──────── Given data ────────

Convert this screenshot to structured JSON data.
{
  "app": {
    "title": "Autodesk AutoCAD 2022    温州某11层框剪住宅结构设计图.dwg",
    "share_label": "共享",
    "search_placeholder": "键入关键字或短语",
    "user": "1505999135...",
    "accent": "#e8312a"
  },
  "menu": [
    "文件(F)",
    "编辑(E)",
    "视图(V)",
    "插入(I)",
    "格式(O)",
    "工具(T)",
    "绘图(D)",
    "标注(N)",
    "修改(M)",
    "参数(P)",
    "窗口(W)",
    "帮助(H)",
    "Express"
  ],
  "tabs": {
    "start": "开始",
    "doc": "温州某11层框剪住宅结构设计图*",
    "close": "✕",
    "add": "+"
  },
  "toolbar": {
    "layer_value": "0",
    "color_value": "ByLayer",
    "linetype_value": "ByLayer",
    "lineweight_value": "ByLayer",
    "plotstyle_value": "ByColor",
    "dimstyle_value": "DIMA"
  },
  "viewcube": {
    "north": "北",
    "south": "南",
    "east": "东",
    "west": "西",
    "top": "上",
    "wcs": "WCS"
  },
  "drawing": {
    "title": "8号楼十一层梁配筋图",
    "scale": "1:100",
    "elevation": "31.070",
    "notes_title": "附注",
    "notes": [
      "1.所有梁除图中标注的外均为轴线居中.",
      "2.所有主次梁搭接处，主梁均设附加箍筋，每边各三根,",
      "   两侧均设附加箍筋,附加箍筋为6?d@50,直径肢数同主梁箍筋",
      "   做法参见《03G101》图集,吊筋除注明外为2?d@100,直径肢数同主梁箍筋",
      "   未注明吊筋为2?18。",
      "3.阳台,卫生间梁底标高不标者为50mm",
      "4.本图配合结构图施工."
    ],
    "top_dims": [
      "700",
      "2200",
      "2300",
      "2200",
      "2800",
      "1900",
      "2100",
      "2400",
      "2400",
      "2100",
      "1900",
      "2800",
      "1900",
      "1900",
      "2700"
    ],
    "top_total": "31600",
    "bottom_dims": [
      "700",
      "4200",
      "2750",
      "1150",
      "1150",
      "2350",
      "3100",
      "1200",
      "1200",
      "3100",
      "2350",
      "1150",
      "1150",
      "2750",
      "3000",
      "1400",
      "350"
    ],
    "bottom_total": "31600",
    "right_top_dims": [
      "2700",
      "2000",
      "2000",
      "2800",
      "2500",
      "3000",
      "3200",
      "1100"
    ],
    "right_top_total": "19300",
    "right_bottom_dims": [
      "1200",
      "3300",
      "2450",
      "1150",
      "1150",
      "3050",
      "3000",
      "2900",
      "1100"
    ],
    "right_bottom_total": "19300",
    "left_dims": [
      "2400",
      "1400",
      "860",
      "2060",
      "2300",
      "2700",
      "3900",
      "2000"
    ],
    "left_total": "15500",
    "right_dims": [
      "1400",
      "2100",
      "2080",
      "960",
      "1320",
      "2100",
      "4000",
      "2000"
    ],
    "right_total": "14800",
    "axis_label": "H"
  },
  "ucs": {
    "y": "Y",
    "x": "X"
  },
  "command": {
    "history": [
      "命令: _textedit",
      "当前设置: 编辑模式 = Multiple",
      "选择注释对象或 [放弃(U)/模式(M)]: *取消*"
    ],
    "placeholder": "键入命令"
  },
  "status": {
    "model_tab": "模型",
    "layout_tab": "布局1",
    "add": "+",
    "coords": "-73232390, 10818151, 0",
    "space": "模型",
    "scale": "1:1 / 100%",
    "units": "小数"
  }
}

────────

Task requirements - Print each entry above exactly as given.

Answer section -
Convert this screenshot to structured JSON data.
{
  "app": {
    "title": "Autodesk AutoCAD 2022    温州某11层框剪住宅结构设计图.dwg",
    "share_label": "共享",
    "search_placeholder": "键入关键字或短语",
    "user": "1505999135...",
    "accent": "#e8312a"
  },
  "menu": [
    "文件(F)",
    "编辑(E)",
    "视图(V)",
    "插入(I)",
    "格式(O)",
    "工具(T)",
    "绘图(D)",
    "标注(N)",
    "修改(M)",
    "参数(P)",
    "窗口(W)",
    "帮助(H)",
    "Express"
  ],
  "tabs": {
    "start": "开始",
    "doc": "温州某11层框剪住宅结构设计图*",
    "close": "✕",
    "add": "+"
  },
  "toolbar": {
    "layer_value": "0",
    "color_value": "ByLayer",
    "linetype_value": "ByLayer",
    "lineweight_value": "ByLayer",
    "plotstyle_value": "ByColor",
    "dimstyle_value": "DIMA"
  },
  "viewcube": {
    "north": "北",
    "south": "南",
    "east": "东",
    "west": "西",
    "top": "上",
    "wcs": "WCS"
  },
  "drawing": {
    "title": "8号楼十一层梁配筋图",
    "scale": "1:100",
    "elevation": "31.070",
    "notes_title": "附注",
    "notes": [
      "1.所有梁除图中标注的外均为轴线居中.",
      "2.所有主次梁搭接处，主梁均设附加箍筋，每边各三根,",
      "   两侧均设附加箍筋,附加箍筋为6?d@50,直径肢数同主梁箍筋",
      "   做法参见《03G101》图集,吊筋除注明外为2?d@100,直径肢数同主梁箍筋",
      "   未注明吊筋为2?18。",
      "3.阳台,卫生间梁底标高不标者为50mm",
      "4.本图配合结构图施工."
    ],
    "top_dims": [
      "700",
      "2200",
      "2300",
      "2200",
      "2800",
      "1900",
      "2100",
      "2400",
      "2400",
      "2100",
      "1900",
      "2800",
      "1900",
      "1900",
      "2700"
    ],
    "top_total": "31600",
    "bottom_dims": [
      "700",
      "4200",
      "2750",
      "1150",
      "1150",
      "2350",
      "3100",
      "1200",
      "1200",
      "3100",
      "2350",
      "1150",
      "1150",
      "2750",
      "3000",
      "1400",
      "350"
    ],
    "bottom_total": "31600",
    "right_top_dims": [
      "2700",
      "2000",
      "2000",
      "2800",
      "2500",
      "3000",
      "3200",
      "1100"
    ],
    "right_top_total": "19300",
    "right_bottom_dims": [
      "1200",
      "3300",
      "2450",
      "1150",
      "1150",
      "3050",
      "3000",
      "2900",
      "1100"
    ],
    "right_bottom_total": "19300",
    "left_dims": [
      "2400",
      "1400",
      "860",
      "2060",
      "2300",
      "2700",
      "3900",
      "2000"
    ],
    "left_total": "15500",
    "right_dims": [
      "1400",
      "2100",
      "2080",
      "960",
      "1320",
      "2100",
      "4000",
      "2000"
    ],
    "right_total": "14800",
    "axis_label": "H"
  },
  "ucs": {
    "y": "Y",
    "x": "X"
  },
  "command": {
    "history": [
      "命令: _textedit",
      "当前设置: 编辑模式 = Multiple",
      "选择注释对象或 [放弃(U)/模式(M)]: *取消*"
    ],
    "placeholder": "键入命令"
  },
  "status": {
    "model_tab": "模型",
    "layout_tab": "布局1",
    "add": "+",
    "coords": "-73232390, 10818151, 0",
    "space": "模型",
    "scale": "1:1 / 100%",
    "units": "小数"
  }
}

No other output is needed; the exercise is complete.